#### EXERCISE DATA
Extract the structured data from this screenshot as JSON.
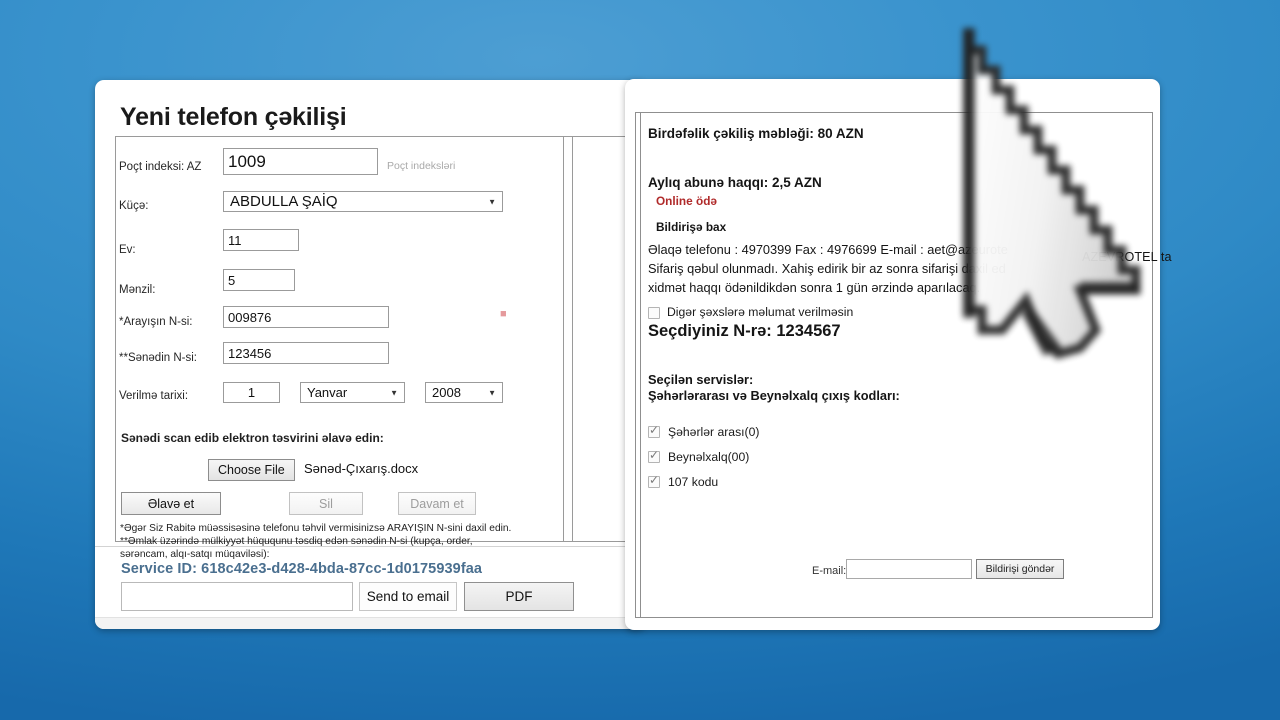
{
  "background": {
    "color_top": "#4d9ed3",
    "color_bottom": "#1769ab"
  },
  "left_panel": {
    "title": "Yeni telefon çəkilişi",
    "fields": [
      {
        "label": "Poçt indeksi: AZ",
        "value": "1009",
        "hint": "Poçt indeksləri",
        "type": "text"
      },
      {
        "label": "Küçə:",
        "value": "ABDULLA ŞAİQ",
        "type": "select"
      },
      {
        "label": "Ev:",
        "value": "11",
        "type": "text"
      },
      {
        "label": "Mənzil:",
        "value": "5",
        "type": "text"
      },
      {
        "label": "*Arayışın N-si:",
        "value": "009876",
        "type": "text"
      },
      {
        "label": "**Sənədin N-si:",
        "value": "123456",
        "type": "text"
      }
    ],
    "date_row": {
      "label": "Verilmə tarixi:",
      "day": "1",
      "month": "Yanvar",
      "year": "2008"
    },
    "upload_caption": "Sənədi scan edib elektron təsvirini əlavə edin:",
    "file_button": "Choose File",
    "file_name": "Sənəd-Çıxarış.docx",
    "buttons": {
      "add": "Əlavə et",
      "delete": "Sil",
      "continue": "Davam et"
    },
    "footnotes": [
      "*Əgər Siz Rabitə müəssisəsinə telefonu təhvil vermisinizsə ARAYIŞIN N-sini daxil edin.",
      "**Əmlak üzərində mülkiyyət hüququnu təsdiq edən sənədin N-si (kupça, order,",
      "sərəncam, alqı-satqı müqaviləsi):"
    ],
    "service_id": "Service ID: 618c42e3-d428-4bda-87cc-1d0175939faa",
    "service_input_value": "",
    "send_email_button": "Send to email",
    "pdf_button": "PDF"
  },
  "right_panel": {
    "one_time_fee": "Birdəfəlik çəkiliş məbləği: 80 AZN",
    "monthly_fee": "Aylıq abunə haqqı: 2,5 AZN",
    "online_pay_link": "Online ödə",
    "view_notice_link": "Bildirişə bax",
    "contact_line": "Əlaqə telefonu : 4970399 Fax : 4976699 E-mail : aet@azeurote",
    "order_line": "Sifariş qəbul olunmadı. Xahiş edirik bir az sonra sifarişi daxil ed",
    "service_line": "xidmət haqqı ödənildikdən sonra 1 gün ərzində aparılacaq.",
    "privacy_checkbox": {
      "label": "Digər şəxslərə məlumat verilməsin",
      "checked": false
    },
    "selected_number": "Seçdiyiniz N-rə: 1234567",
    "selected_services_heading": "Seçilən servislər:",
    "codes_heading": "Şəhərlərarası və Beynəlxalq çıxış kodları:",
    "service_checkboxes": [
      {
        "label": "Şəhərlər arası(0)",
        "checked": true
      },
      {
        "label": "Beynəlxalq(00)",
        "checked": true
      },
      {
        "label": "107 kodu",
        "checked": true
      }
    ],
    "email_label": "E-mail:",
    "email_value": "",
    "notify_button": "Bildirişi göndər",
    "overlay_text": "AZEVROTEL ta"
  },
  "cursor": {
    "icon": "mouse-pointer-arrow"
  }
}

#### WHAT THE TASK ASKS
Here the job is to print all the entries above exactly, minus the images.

#### YOUR RESPONSE
Extract the structured data from this screenshot as JSON.
{
  "background": {
    "color_top": "#4d9ed3",
    "color_bottom": "#1769ab"
  },
  "left_panel": {
    "title": "Yeni telefon çəkilişi",
    "fields": [
      {
        "label": "Poçt indeksi: AZ",
        "value": "1009",
        "hint": "Poçt indeksləri",
        "type": "text"
      },
      {
        "label": "Küçə:",
        "value": "ABDULLA ŞAİQ",
        "type": "select"
      },
      {
        "label": "Ev:",
        "value": "11",
        "type": "text"
      },
      {
        "label": "Mənzil:",
        "value": "5",
        "type": "text"
      },
      {
        "label": "*Arayışın N-si:",
        "value": "009876",
        "type": "text"
      },
      {
        "label": "**Sənədin N-si:",
        "value": "123456",
        "type": "text"
      }
    ],
    "date_row": {
      "label": "Verilmə tarixi:",
      "day": "1",
      "month": "Yanvar",
      "year": "2008"
    },
    "upload_caption": "Sənədi scan edib elektron təsvirini əlavə edin:",
    "file_button": "Choose File",
    "file_name": "Sənəd-Çıxarış.docx",
    "buttons": {
      "add": "Əlavə et",
      "delete": "Sil",
      "continue": "Davam et"
    },
    "footnotes": [
      "*Əgər Siz Rabitə müəssisəsinə telefonu təhvil vermisinizsə ARAYIŞIN N-sini daxil edin.",
      "**Əmlak üzərində mülkiyyət hüququnu təsdiq edən sənədin N-si (kupça, order,",
      "sərəncam, alqı-satqı müqaviləsi):"
    ],
    "service_id": "Service ID: 618c42e3-d428-4bda-87cc-1d0175939faa",
    "service_input_value": "",
    "send_email_button": "Send to email",
    "pdf_button": "PDF"
  },
  "right_panel": {
    "one_time_fee": "Birdəfəlik çəkiliş məbləği: 80 AZN",
    "monthly_fee": "Aylıq abunə haqqı: 2,5 AZN",
    "online_pay_link": "Online ödə",
    "view_notice_link": "Bildirişə bax",
    "contact_line": "Əlaqə telefonu : 4970399 Fax : 4976699 E-mail : aet@azeurote",
    "order_line": "Sifariş qəbul olunmadı. Xahiş edirik bir az sonra sifarişi daxil ed",
    "service_line": "xidmət haqqı ödənildikdən sonra 1 gün ərzində aparılacaq.",
    "privacy_checkbox": {
      "label": "Digər şəxslərə məlumat verilməsin",
      "checked": false
    },
    "selected_number": "Seçdiyiniz N-rə: 1234567",
    "selected_services_heading": "Seçilən servislər:",
    "codes_heading": "Şəhərlərarası və Beynəlxalq çıxış kodları:",
    "service_checkboxes": [
      {
        "label": "Şəhərlər arası(0)",
        "checked": true
      },
      {
        "label": "Beynəlxalq(00)",
        "checked": true
      },
      {
        "label": "107 kodu",
        "checked": true
      }
    ],
    "email_label": "E-mail:",
    "email_value": "",
    "notify_button": "Bildirişi göndər",
    "overlay_text": "AZEVROTEL ta"
  },
  "cursor": {
    "icon": "mouse-pointer-arrow"
  }
}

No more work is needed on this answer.